my tiny room), his own study where we attempted to talk after the
borshch. It was then that I began to notice changes in Andrei.
It was still a long way to "hostile bourgeois," but the turn had been
taken. Soon he started waring a doe-skin jacket with a trimming of
cords. I was tempted to ask: "How are our brothers the Apaches
I had known his first wife Irina. She was quite different, open but
far from cozy. She was the very antithesis of coziness.
Self-expression was her thing. She could have become Tarkovsky's
girl-friend. Girl-friends cannot lose - leaving wives far behind. It
was also at Yuri's [Yuri Kochevrin] that we met. She is still with
him. A male character. I liked her, she was of the same breed as
Andrei. She bore him a son, Arseny and retained his last name.
Who knows, perhaps it was for this reason , for our love to Irina that
Larisa divorced Andrei from his past. At Stalker we already
openly failed to understand each other. All that was warm and homely
between us had already been used up. The outlines of a big-fish stood
out clearly in her in the cold breeze of the Baltic Sea.
In the evenings Andrei brought together the main part of the group for
a reading of the ninth version of the screenplay. From time to time
he looked up from the text and asked me how I saw a certain scene. I
replied, apparently, very much to the point. Andrei nodded in
agreement, occasionally exclaiming "Excellent! Don't forget it, write

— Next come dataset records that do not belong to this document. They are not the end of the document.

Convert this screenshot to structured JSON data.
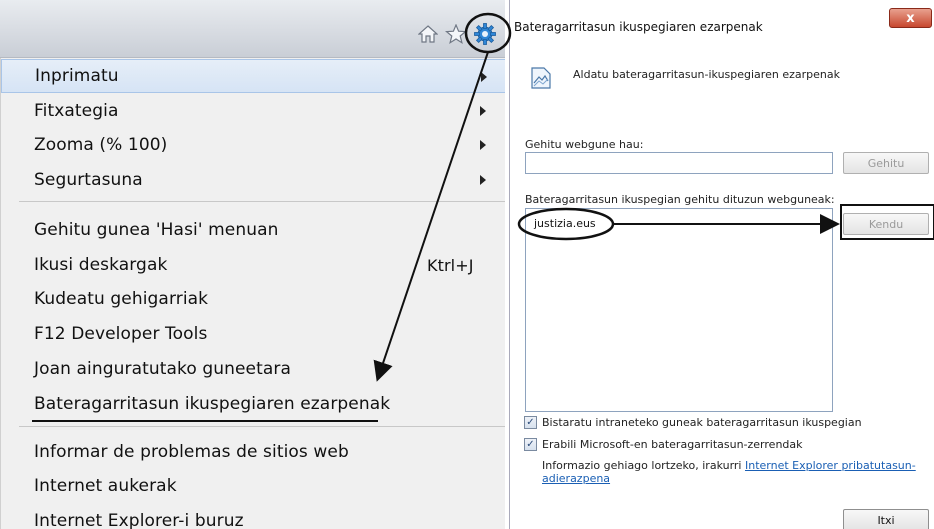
{
  "toolbar": {
    "home_icon": "home-icon",
    "star_icon": "star-icon",
    "gear_icon": "gear-icon"
  },
  "menu": {
    "items": [
      {
        "label": "Inprimatu",
        "submenu": true,
        "highlighted": true
      },
      {
        "label": "Fitxategia",
        "submenu": true
      },
      {
        "label": "Zooma (% 100)",
        "submenu": true
      },
      {
        "label": "Segurtasuna",
        "submenu": true
      },
      {
        "label": "Gehitu gunea 'Hasi' menuan"
      },
      {
        "label": "Ikusi deskargak",
        "shortcut": "Ktrl+J"
      },
      {
        "label": "Kudeatu gehigarriak"
      },
      {
        "label": "F12 Developer Tools"
      },
      {
        "label": "Joan ainguratutako guneetara"
      },
      {
        "label": "Bateragarritasun ikuspegiaren ezarpenak"
      },
      {
        "label": "Informar de problemas de sitios web"
      },
      {
        "label": "Internet aukerak"
      },
      {
        "label": "Internet Explorer-i buruz"
      }
    ]
  },
  "dialog": {
    "title": "Bateragarritasun ikuspegiaren ezarpenak",
    "close_glyph": "x",
    "header": "Aldatu bateragarritasun-ikuspegiaren ezarpenak",
    "add_label": "Gehitu webgune hau:",
    "add_input_value": "",
    "add_button": "Gehitu",
    "list_label": "Bateragarritasun ikuspegian gehitu dituzun webguneak:",
    "list_items": [
      "justizia.eus"
    ],
    "remove_button": "Kendu",
    "checkbox_intranet": {
      "label": "Bistaratu intraneteko guneak bateragarritasun ikuspegian",
      "checked": true
    },
    "checkbox_lists": {
      "label": "Erabili Microsoft-en bateragarritasun-zerrendak",
      "checked": true
    },
    "info_text": "Informazio gehiago lortzeko, irakurri",
    "info_link": "Internet Explorer pribatutasun-adierazpena",
    "close_button": "Itxi"
  },
  "colors": {
    "link": "#1a5fb4",
    "close_button_red": "#c7482f",
    "menu_highlight": "#d6e4f5",
    "annotation": "#111111"
  }
}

it down..." I was soaring, I felt cramped in the hotel room, I
generated not only fresh forms and textures but also ideas. Andrei
guessed that I was rushing into battle; he spurred me on, the game
inspired us. But gradually a dense atmosphere began to form at these
readings. Irony started to prevail in my flights of fancy. Andrei
grew nervous. Larisa did not leave us alone for a minute. We were
already surrounded by her "henchmen." She took no part in our talks,
but she controlled them, and how! She would sail in with a cup of
tea, go round with the sugar, just as voluptuous, not warm any longer
but hot, stuffy like a quilt. Andrei was exasperated: "Larisa!" But
Larisa did not hear. A quilt absorbs sound. Her own "henchmen"
subsequently said that Larisa's attacks began with these readings. It
was at them that she brought Rerberg out of the game; he was a
cameraman with a director's way of thinking, and his name had to be
taken into consideration at least. This was always troublesome.
Particularly when one is offered "the syrup of genius" together with
Kalashnikov and I stopped coming to Andrei's. Andrei was upset. But
he refused to read in our rooms. Finally we summoned up all our nerve
and went to Andrei's. Having discussed the screenplay once more,
Andrei got up and came up to me, and it so happened that I said: "Give
me the text for a few days, I'll rewrite it. Your's is not legible."
We did not have a copy of the screenplay for ourselves. He only read
it to us. The screenplay featured only dialogues. There were no
comments. He knew where each scene would be filmed, and this seemed
sufficient to him. But we, in particular, had to organize the
environment for the dialogues. That was exactly what I intended to
do, asking him to give me the text for a few days. Larisa hissed.
She was at the center of a broken circle. Only several seconds were
left before the eruption. Kalashnikov and I retreated. Poor Leonid
couldn't calm down all the way back: "Why, I thought... I'll
never work with a genius again!"
What a joyful person he could be! Knowing that much was given to him,
he showed off like a youngster. When I left him working on
Stalker he was raving at me. Then he quieted down, began
sending his best regards, even from abroad. And then there were only
rumors of different kinds, and then one, irreversible, reeking of
death, the end which one refused to believe. [...]
Names in this article:
- Shavkat Abdusalamov (b. 1938) is a soviet artist.
- Leonid Kalashnikov (b. 1926) is a soviet cameraman.
- Yuri Kochevrin (b. 1932) is a prominent economist, a close friend of Tarkovsky's. Abdusalamov first met Tarkovsky at Kochevrin's country home.
- Irma Raush (b. 1938), actress, Tarkovsky's first wife. Subsequently switched to
film directing, assuming the name Irina Tarkovskaya. Currently directs for Gorky Film Studios
Andrei and Irma had a son, Arseny, whom Tarkovsky refers to in his Diaries as Senka.